(Supplied entries begins)

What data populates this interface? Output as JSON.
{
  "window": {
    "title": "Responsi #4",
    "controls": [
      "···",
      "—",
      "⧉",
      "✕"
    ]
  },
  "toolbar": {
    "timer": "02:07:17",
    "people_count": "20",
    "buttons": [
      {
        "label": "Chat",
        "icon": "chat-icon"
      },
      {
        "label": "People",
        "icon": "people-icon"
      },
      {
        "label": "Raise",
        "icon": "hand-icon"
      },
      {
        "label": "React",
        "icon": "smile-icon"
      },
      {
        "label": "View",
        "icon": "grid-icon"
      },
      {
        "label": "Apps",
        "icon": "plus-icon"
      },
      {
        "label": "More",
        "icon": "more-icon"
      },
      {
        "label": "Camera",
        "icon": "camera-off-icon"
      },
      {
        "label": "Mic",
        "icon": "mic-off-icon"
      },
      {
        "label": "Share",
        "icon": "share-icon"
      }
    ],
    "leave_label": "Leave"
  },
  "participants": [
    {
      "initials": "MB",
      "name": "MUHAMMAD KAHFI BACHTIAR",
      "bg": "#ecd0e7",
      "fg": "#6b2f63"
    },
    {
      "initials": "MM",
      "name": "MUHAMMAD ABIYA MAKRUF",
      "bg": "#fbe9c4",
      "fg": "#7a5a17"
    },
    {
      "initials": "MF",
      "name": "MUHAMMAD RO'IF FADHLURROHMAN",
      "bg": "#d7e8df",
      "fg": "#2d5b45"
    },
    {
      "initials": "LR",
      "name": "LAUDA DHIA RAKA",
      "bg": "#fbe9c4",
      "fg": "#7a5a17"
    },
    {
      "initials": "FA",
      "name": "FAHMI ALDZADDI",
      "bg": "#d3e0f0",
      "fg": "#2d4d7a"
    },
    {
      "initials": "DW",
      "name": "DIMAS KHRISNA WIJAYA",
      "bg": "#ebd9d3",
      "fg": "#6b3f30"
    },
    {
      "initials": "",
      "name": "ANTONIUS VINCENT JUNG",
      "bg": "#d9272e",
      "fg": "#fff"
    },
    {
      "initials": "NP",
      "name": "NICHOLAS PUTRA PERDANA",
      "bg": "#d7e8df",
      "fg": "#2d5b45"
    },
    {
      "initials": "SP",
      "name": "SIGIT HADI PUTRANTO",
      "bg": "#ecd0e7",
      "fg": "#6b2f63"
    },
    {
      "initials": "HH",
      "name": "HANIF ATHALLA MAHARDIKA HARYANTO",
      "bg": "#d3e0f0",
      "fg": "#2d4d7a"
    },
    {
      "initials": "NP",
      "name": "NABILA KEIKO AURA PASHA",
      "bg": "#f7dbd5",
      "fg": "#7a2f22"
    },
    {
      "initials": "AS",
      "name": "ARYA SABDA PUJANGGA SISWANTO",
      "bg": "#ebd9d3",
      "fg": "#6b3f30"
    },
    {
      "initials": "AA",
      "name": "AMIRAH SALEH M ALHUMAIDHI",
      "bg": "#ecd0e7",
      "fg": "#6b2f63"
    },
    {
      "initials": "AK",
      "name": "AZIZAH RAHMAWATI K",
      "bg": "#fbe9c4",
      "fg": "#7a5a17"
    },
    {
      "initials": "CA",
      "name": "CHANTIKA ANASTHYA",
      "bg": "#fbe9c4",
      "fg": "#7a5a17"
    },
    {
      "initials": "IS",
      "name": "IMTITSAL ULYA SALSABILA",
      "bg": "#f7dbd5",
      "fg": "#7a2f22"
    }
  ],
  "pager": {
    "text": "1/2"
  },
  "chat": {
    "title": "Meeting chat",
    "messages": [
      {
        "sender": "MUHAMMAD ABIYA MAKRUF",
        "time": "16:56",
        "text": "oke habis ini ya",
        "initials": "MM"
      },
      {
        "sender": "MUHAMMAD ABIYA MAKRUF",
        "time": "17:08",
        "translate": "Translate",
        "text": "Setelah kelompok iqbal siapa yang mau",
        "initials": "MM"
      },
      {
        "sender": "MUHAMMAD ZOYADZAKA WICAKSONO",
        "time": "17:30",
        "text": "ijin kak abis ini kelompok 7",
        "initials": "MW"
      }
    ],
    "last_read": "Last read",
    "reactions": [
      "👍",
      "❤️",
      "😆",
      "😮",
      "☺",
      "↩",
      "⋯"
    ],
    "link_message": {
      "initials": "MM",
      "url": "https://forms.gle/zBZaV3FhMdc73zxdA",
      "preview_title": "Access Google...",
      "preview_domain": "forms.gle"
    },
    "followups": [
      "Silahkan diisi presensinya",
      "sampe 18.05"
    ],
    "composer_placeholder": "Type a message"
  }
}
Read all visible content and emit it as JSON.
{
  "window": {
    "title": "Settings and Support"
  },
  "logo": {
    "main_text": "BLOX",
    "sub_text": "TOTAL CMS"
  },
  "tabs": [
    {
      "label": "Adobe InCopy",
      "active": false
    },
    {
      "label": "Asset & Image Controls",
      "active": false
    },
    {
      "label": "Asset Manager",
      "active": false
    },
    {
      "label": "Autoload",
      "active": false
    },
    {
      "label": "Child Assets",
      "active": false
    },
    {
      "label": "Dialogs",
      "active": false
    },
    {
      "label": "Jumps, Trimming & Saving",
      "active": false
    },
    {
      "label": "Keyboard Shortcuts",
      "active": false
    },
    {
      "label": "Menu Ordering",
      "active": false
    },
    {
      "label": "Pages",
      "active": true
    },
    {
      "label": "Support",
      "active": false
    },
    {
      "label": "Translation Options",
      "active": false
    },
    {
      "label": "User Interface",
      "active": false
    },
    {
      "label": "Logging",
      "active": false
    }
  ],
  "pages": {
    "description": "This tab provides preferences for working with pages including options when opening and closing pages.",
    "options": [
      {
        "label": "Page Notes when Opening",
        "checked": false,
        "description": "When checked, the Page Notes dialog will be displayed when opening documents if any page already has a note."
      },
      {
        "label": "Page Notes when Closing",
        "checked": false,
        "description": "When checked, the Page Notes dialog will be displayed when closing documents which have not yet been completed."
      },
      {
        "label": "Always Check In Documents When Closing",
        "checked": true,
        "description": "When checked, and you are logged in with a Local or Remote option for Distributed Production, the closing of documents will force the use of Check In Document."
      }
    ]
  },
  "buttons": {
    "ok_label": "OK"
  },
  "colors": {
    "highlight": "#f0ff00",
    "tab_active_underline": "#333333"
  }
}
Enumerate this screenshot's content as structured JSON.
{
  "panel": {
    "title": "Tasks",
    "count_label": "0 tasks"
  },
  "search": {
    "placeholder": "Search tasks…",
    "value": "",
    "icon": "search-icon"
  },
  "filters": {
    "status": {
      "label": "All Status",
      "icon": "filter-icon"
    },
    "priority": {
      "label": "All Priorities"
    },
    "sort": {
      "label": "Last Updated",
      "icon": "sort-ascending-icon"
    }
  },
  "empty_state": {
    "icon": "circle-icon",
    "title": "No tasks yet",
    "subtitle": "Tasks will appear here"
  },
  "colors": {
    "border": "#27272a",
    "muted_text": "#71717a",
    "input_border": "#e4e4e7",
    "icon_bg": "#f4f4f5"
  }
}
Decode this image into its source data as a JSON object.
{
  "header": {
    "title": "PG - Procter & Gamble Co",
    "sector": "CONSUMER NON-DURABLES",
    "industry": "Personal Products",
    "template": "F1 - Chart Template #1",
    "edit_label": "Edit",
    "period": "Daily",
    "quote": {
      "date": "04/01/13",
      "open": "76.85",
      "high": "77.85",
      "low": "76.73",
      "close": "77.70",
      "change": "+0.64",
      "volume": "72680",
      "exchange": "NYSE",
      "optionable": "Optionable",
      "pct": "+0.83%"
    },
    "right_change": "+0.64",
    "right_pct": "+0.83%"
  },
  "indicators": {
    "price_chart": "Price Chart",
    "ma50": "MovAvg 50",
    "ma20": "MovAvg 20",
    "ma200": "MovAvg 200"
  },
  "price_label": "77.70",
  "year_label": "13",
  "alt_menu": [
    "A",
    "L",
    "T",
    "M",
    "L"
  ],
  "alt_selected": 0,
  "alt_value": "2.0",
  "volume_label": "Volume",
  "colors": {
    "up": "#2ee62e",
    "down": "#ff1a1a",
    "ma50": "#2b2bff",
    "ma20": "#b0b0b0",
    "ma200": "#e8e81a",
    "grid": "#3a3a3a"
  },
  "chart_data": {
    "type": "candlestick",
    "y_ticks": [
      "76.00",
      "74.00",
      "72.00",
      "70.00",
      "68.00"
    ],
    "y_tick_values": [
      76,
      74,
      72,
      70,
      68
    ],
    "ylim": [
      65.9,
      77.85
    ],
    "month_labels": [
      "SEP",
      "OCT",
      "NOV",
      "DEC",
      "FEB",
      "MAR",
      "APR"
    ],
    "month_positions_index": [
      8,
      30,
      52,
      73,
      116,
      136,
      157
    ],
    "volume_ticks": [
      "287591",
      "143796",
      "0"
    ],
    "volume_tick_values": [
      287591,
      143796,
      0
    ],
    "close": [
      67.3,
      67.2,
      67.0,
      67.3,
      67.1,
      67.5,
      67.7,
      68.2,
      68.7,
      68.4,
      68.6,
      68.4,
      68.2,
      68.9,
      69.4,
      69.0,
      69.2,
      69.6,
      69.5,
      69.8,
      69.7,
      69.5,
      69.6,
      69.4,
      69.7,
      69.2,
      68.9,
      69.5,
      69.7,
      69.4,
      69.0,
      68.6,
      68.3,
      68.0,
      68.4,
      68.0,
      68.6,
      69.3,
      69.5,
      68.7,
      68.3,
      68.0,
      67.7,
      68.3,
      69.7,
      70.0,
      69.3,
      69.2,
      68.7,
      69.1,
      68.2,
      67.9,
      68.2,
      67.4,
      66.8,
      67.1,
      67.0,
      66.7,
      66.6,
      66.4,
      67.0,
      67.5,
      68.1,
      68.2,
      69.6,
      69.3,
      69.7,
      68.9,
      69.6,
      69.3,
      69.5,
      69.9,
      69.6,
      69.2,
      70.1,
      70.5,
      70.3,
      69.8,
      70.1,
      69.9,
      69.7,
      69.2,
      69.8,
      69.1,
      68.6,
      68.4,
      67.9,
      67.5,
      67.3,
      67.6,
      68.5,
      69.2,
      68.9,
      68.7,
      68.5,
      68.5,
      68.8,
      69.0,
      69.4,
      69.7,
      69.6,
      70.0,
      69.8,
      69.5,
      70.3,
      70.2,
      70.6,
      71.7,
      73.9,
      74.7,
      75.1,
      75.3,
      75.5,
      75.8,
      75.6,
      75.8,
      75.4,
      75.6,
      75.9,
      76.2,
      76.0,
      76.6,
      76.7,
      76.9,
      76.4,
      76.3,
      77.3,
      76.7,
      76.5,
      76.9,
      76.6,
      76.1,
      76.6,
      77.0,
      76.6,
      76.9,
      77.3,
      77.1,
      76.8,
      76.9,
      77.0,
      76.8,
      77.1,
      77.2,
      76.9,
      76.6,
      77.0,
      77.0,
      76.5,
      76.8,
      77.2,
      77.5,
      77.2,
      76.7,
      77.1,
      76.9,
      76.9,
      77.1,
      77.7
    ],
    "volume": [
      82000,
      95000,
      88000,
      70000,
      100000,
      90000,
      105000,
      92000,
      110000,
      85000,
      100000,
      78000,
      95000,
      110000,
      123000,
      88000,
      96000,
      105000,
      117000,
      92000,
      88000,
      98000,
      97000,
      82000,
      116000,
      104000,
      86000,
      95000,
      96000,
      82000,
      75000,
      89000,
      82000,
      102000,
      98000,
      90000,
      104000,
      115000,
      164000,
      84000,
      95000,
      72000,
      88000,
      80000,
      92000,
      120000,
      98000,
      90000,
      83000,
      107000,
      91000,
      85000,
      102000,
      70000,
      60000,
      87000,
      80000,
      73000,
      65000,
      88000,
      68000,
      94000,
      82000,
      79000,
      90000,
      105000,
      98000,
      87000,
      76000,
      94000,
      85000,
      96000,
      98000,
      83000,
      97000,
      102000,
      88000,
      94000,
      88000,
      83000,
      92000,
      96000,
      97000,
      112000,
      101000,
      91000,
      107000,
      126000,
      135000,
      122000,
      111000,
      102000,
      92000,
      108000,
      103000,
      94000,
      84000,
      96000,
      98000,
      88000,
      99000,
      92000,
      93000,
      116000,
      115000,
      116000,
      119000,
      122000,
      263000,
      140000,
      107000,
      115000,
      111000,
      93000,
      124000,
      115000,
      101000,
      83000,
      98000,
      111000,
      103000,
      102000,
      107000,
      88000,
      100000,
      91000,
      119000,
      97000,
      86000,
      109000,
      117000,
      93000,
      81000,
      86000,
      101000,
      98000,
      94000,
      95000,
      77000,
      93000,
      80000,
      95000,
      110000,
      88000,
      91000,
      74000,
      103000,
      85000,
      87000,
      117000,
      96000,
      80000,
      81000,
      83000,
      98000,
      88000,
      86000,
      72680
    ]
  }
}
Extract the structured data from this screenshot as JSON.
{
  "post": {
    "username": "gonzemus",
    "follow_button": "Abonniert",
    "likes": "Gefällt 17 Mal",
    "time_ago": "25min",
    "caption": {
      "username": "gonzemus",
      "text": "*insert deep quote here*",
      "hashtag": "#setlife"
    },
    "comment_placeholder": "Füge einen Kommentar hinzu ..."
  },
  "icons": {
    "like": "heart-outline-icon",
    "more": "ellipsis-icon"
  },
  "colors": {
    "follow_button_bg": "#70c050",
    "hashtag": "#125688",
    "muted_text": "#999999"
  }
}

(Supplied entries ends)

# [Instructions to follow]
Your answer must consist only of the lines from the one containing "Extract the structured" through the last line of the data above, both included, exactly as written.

# [Response]
Extract the structured data from this screenshot as JSON.
{
  "post": {
    "username": "gonzemus",
    "follow_button": "Abonniert",
    "likes": "Gefällt 17 Mal",
    "time_ago": "25min",
    "caption": {
      "username": "gonzemus",
      "text": "*insert deep quote here*",
      "hashtag": "#setlife"
    },
    "comment_placeholder": "Füge einen Kommentar hinzu ..."
  },
  "icons": {
    "like": "heart-outline-icon",
    "more": "ellipsis-icon"
  },
  "colors": {
    "follow_button_bg": "#70c050",
    "hashtag": "#125688",
    "muted_text": "#999999"
  }
}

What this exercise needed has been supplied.